This is a very brief article or rather a reminder to myself, about how to install MiniDLNA on Ubuntu Server 20.04. I always knew this piece of software by it’s old name MiniDLNA, but apparently it was renamed and is now called ReadyMedia. There don’t seem to be many changes below the hood though.

MiniDLNA is a light-weight media server using the DLNA protocol. Through MiniDLNA a library of media files is created which allows a user to very conveniently browse through the files and start audio and video playback. Most SmartTVs and Android phones support DLNA out of the box.

Since MiniDLNA is available as a package on Ubuntu the easiest way to get the work done is by installing the corresponding package. Who would have guessed.

$> sudo apt install minidlna

Before starting the minidlna service, the configuration file /etc/minidlna.conf should be edited, most importantly to tell minidlna where to find the media files.

Just open /etc/minidlna.conf and walk through the file line by line, the comments are quite clear and tell you exactly what to do.
The most important part is to set the path to the media folders, which should look something like this:


The media directories are simply listed one after another. The letters indicate which type of media can be found in a folder: A for audio, V for video, P for pictures and PV for both pictures and videos.
If the media library should be updated in real-time the setting inotify=yes should be used.
Also note that the port given in minidlna.conf (default TCP 8200) must be allowed through the firewall.

After the configuration file is to your liking, the minidlna service can be started. This is one of the advantages of using minidlna directly from the official PPA repository, as everything comes prepared to run as a service.

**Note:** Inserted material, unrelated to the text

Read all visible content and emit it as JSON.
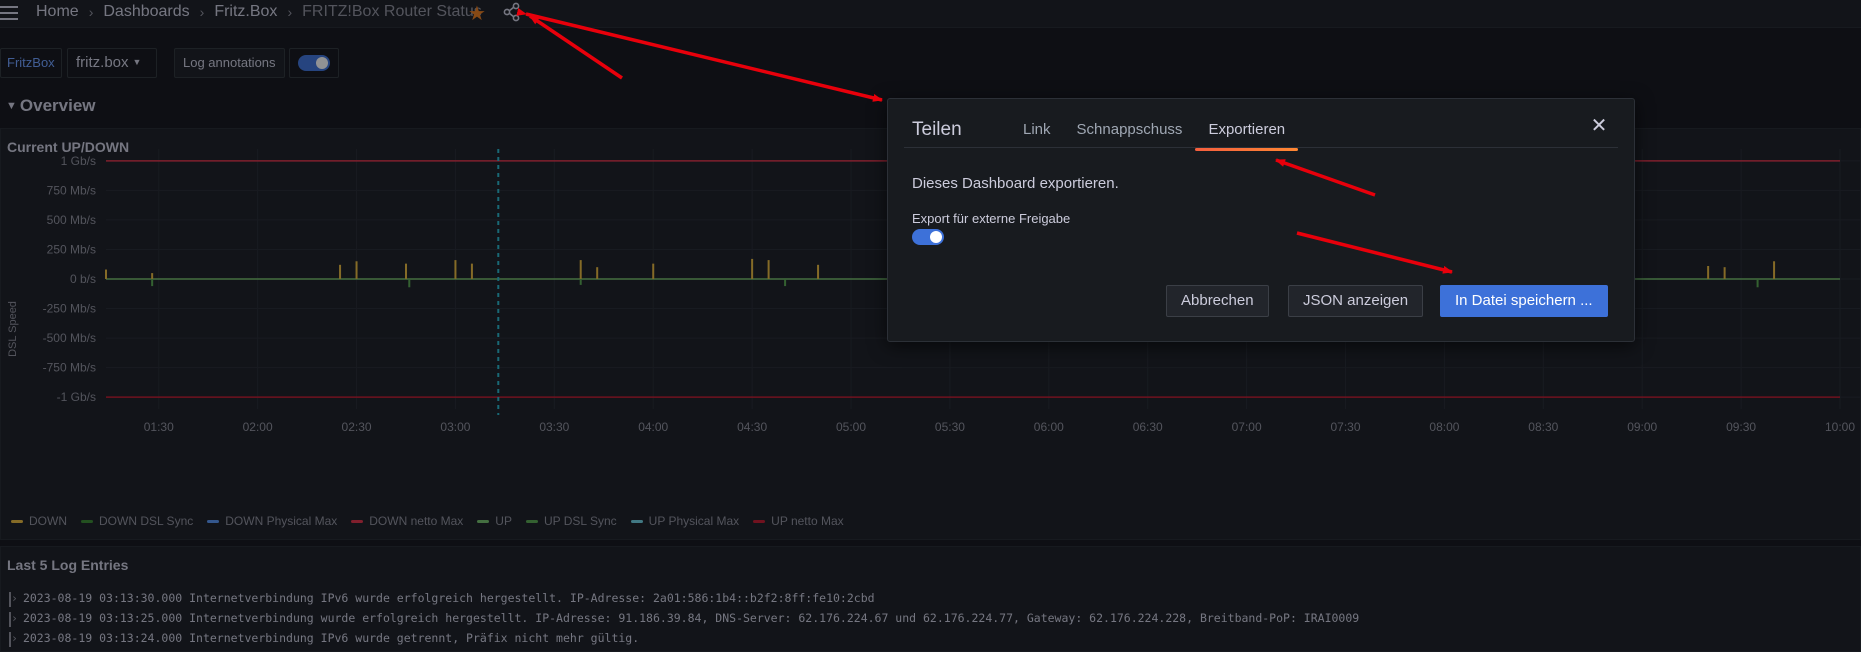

$> sudo service minidlna restart

There was no immediate error, but checking the output of top shows that no minidlna process is running. This should be the case, as minidlna should start scanning the media folders and add any files it finds to it’s media library.

By checking the log it becomes clear what’s missing.

cat /var/log/minidlna.log
[2021/01/24 20:52:31] minidlna.c:1060: warn: Starting MiniDLNA version 1.2.1.
[2021/01/24 20:52:31] minidlna.c:292: fatal: ERROR: Failed to open sqlite database! Exiting…
[2021/01/24 20:55:07] minidlna.c:1009: error: Unable to set db_path [/var/cache/minidlna] ownership to 112: Operation not permitted
[2021/01/24 20:55:07] minidlna.c:1060: warn: Starting MiniDLNA version 1.2.1.
[2021/01/24 20:55:07] minidlna.c:292: fatal: ERROR: Failed to open sqlite database! Exiting…

The database folder /var/cache/minidlna does not have the right permissions. Easy enough to fix. The user and group minidlna where automatically created when the package was installed it seems, at least I can’t recall creating them myself.

sudo chown -R minidlna:minidlna /var/cache/minidlna

Let’s try again.

$> sudo service minidlna restart
$> sudo service minidlna status
● minidlna.service - LSB: minidlna server
Loaded: loaded (/etc/init.d/minidlna; generated)
Active: active (running) since Sun 2021-01-24 20:59:12 UTC; 53s ago
Docs: man:systemd-sysv-generator(8)
Process: 62766 ExecStart=/etc/init.d/minidlna start (code=exited, status=0/SUCCESS)
Tasks: 3 (limit: 18764)
Memory: 222.5M
CGroup: /system.slice/minidlna.service
├─62778 /usr/sbin/minidlnad -f /etc/minidlna.conf -P /run/minidlna/ -r
└─62781 /usr/sbin/minidlnad -f /etc/minidlna.conf -P /run/minidlna/ -r

Alright, it seems to work now. The minidlna service is running and the output of top should show minidlna crunching away some considerable CPU percentage, as it is busy to initialize it’s media library. This can take several hours if there are a lot of media files, or just a few minutes (or seconds) if there is only a miniscule number of files to scan.

In order to automatically launch the minidlna daemon after each boot, the minidlna service must be enabled (maybe this happens automatically, I don’t know, I’m used to doing this manually…).

$> sudo systemctl enable minidlna